7 June 2002

Stronger i may bring area aid payments rise

By Robert Harris

ARABLE farmers could receive bigger-than-expected area aid cheques this season if the k continues its recent stronger run against the £.

Several other support prices are also benefiting from the uplift, which has seen the k break out of its seemingly established 60-63p range. It hit a 20-month high against the £ midweek, reaching 64.5p.

The impetus has come from renewed speculation about the UK joining the single currency, better economic data from Germany and concern over US trade figures.

"If it continues at this rate, UK arable growers will gain about £40m on their 2002 payments," said Richard King of farm business consultant Andersons.

Arable area payments are converted from ks into £s using the average exchange rate during June. In the first five days of the month, the k has averaged 64.16p, 5.5% above the overall June 2001 figure.

"These are early days – there are still three weeks of the month to go," said Mr King. "One out-of-place comment from a politician or economist, and the k could quickly slip back again."

But, if the early average value is maintained, 2002 area aid for cereals and set-aside in England would be worth about £226/ha (£91.50/acre) after 3% modulation and an estimated 2% scaleback for exceeding the regional base area. That is almost £9/ha (£3.60/acre) more than last year.

Payments for protein crops would climb to just over £260/ha (£105/acre) after modulation and scalebacks, a gain of over £10/ha (£4/acre) on the year.

The rising k will also help offset falling oilseed and linseed payments, which, due to the Agenda 2000 agreement, will match cereal aid in 2002.

Growers in Scotland, Northern Ireland and Wales will receive a few £s less for all crops due to lower yield bases. For example, cereals and set-aside will attract £211/ha (£85.40/acre) in lowland Scotland and £203/ha (£82/acre) in the Welsh lowlands.

With the k gaining about 3.5% against the £ in the past month alone, other support payments are making ground. The cereal intervention price, worth k107.9/t in June, converted to £69.50/t on Wednesday, up 80p/t on the week and almost £2.40/t higher than a month ago.
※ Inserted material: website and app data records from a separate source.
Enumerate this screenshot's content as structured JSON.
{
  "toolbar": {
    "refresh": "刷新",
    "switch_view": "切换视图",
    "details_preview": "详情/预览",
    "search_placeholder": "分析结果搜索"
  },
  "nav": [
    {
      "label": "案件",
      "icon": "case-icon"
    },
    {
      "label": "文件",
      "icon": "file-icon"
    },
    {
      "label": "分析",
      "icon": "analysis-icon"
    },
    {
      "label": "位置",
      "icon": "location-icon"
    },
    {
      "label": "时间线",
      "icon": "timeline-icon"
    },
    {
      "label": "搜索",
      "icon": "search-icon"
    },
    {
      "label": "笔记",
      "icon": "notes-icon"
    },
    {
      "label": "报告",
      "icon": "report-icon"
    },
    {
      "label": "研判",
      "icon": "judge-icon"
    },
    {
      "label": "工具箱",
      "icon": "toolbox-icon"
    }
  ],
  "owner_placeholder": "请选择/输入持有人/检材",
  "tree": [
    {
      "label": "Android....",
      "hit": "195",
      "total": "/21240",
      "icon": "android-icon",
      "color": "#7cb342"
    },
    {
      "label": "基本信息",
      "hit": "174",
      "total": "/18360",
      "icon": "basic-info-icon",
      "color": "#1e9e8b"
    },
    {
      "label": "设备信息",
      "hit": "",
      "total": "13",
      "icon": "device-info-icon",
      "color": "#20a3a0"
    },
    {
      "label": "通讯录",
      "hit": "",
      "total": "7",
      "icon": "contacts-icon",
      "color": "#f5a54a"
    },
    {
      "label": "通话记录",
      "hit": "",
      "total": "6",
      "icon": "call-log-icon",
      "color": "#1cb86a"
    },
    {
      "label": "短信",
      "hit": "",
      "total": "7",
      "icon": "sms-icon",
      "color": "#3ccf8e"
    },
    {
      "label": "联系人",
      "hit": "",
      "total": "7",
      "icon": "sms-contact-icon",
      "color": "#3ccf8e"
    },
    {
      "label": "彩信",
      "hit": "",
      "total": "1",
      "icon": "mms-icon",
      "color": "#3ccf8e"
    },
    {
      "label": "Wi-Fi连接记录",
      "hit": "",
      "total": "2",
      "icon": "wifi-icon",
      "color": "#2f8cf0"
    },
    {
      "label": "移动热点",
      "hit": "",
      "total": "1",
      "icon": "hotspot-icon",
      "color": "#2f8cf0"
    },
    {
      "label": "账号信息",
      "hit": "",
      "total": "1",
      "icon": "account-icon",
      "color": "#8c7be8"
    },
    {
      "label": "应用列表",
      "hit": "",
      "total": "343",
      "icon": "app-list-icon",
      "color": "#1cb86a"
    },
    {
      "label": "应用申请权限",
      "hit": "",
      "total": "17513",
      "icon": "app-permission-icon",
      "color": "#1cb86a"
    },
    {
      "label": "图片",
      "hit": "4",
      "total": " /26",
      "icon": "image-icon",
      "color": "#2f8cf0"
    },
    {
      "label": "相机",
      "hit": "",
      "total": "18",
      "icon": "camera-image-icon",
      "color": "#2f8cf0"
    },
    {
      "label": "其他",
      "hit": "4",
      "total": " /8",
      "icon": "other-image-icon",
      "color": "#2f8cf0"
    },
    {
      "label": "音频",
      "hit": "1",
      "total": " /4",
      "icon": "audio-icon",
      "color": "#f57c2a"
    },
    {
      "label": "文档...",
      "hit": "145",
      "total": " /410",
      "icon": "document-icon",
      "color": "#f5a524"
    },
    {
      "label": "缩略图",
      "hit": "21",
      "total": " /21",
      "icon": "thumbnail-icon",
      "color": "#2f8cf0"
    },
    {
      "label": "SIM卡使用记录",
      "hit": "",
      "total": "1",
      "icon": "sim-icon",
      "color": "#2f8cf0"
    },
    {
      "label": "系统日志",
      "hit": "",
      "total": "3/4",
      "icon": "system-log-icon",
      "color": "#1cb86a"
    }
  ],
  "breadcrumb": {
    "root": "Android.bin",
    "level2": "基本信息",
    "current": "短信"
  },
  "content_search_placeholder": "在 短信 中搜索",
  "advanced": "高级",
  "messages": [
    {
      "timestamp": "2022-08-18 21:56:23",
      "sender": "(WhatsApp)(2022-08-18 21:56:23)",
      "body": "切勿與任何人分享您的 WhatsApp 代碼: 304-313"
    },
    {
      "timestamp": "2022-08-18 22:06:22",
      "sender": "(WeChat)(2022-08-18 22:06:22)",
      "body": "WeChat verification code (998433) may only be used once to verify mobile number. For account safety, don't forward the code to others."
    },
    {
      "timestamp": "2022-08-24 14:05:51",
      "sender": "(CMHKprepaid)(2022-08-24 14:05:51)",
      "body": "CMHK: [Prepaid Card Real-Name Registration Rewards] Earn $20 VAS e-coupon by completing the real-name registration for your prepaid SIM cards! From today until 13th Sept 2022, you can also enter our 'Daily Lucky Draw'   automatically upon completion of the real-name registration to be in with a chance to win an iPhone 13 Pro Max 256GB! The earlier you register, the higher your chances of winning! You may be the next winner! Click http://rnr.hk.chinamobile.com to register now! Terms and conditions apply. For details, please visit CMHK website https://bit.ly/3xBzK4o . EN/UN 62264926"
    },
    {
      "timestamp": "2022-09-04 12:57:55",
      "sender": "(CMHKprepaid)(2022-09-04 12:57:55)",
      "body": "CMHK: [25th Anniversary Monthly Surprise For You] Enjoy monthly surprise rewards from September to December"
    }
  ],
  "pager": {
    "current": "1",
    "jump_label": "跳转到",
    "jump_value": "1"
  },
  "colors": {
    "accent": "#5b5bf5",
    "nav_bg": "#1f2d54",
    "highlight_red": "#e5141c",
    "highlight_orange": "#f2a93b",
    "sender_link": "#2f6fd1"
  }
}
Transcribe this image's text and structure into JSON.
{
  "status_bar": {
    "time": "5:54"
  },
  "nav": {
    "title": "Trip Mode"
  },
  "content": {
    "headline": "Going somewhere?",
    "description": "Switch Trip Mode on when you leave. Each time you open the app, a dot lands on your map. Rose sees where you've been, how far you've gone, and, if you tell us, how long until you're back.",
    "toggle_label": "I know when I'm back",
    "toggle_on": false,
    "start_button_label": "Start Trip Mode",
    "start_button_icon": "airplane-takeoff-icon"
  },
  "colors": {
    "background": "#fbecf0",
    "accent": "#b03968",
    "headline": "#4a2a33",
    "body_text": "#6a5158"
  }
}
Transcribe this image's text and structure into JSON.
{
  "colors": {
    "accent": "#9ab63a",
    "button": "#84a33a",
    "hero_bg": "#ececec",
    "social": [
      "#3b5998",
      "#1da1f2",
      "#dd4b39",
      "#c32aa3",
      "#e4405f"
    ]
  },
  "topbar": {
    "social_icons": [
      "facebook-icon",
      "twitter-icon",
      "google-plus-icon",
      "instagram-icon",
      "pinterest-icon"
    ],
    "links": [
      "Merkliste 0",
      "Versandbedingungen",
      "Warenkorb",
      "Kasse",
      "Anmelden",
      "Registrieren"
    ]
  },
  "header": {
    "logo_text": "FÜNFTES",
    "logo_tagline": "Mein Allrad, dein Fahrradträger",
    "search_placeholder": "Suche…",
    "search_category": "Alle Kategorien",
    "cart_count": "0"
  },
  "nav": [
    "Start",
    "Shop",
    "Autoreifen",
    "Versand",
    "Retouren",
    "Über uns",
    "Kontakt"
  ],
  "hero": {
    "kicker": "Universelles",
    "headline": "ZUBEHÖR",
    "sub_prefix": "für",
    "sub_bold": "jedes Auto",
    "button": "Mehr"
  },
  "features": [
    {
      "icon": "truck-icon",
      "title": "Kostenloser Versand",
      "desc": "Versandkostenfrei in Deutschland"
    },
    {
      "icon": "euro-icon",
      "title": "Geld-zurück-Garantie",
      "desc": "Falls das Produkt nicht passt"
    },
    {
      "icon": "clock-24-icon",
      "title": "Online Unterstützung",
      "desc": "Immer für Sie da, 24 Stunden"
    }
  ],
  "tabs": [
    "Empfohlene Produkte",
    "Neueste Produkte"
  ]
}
Although intervention has closed, people are still delivering much of the 118,000t of barley tendered, said the HGCAs Gerald Mason. "They will receive the price set on the day before their first delivery."

The intervention milk price has also risen (see page 24), as have over 30-month-scheme payments. These were set for June using the exchange rate on the last day of May. Payments have climbed to 51.2p/kg for cows and to 57.6p/kg for other stock.

A stronger k also means cheaper UK exports. This has helped old crop cereal prices to edge up, though the £ will have to weaken a further 4-5% to make new crop competitive with Black Sea origin wheat, says Glencore Grain.

Conversely, imports have become dearer, which could help to maintain the UKs widening pig price premium. The UK adjusted euro-spec average rose 3.2p/kg last week to 104.66p/kg, almost 25p/kg more than in Holland and Denmark. &#42